Lines to be reproduced exactly: the one that holds "Enumerate this screenshot's" and all those after it through the end of the data. Include no others.

[Excerpts from an interface dataset]
########

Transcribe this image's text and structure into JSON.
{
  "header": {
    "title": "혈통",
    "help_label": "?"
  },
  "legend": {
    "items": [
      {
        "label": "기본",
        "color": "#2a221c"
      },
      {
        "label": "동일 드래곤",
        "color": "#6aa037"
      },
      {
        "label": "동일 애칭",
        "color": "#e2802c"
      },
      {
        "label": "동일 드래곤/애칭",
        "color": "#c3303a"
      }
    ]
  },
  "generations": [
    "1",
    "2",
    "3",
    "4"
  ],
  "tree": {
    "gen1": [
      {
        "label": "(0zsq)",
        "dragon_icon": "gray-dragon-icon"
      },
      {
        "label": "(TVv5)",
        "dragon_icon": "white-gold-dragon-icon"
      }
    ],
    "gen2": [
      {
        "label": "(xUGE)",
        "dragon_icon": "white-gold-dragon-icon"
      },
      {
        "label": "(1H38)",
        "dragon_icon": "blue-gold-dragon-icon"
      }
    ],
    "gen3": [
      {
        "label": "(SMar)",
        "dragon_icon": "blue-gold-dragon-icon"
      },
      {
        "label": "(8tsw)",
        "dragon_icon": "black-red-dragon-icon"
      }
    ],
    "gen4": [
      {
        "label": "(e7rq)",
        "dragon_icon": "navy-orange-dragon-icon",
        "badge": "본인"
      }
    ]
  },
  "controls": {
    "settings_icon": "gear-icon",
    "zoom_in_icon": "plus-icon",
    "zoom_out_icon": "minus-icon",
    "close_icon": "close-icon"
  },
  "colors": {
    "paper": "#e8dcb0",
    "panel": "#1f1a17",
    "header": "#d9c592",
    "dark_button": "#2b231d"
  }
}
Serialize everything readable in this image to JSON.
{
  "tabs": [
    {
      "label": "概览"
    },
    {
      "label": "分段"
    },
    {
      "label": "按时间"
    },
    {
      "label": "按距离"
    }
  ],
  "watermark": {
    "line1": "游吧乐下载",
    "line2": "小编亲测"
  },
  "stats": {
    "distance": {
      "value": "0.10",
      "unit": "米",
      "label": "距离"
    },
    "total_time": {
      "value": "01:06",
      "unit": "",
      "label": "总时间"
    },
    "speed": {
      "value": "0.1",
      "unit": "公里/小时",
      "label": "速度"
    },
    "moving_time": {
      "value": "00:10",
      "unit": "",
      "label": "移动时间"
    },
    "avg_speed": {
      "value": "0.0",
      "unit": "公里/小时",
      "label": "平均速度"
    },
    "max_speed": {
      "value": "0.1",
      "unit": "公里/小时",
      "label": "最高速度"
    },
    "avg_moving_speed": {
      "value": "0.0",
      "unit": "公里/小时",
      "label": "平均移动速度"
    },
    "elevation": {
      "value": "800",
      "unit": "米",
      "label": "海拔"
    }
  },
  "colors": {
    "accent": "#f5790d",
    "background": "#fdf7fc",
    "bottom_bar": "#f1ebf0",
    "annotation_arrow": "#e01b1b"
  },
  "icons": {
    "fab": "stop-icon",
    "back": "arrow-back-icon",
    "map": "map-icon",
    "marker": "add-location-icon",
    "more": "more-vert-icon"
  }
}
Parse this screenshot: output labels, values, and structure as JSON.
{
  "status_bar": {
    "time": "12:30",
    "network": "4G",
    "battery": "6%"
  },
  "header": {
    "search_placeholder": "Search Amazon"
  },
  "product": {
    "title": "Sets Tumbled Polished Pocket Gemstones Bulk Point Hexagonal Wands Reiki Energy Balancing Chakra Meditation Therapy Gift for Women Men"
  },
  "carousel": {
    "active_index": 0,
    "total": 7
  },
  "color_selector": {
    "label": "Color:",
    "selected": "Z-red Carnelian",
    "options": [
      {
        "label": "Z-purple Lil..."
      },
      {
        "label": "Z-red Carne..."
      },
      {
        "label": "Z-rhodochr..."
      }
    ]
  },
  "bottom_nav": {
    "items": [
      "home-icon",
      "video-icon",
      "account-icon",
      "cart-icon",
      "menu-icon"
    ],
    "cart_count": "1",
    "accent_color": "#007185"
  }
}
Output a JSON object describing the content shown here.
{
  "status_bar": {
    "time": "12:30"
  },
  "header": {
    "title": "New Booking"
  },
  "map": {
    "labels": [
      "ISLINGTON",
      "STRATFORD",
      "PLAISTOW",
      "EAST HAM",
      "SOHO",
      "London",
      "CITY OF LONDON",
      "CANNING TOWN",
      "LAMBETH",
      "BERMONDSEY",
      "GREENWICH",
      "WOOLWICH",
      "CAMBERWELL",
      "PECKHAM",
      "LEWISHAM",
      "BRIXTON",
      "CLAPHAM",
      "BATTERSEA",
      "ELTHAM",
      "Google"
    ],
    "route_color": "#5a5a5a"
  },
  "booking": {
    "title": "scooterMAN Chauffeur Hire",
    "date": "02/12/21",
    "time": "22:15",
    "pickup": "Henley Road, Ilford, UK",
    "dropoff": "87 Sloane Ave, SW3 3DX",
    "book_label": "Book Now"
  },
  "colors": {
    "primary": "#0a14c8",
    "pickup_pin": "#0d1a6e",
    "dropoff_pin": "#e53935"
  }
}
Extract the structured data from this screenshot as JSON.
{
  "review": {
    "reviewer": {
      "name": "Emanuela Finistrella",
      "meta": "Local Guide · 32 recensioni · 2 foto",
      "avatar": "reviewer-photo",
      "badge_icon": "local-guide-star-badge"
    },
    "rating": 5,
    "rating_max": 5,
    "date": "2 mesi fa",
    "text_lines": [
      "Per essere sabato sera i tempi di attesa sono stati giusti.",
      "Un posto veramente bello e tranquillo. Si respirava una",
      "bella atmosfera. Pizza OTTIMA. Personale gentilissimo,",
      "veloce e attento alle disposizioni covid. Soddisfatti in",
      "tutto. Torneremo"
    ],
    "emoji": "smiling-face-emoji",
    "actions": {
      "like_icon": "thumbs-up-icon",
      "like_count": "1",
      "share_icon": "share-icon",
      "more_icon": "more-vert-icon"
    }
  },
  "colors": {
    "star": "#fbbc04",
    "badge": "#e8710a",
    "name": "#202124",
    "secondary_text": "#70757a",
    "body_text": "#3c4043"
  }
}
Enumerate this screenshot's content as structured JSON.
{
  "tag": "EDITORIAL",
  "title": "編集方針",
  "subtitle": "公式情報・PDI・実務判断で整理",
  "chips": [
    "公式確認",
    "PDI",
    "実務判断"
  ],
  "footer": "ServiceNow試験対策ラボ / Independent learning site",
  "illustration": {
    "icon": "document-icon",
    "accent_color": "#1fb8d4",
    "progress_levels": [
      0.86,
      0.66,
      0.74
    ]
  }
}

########

— SOLUTION TO THIS EXERCISE —
Enumerate this screenshot's content as structured JSON.
{
  "tag": "EDITORIAL",
  "title": "編集方針",
  "subtitle": "公式情報・PDI・実務判断で整理",
  "chips": [
    "公式確認",
    "PDI",
    "実務判断"
  ],
  "footer": "ServiceNow試験対策ラボ / Independent learning site",
  "illustration": {
    "icon": "document-icon",
    "accent_color": "#1fb8d4",
    "progress_levels": [
      0.86,
      0.66,
      0.74
    ]
  }
}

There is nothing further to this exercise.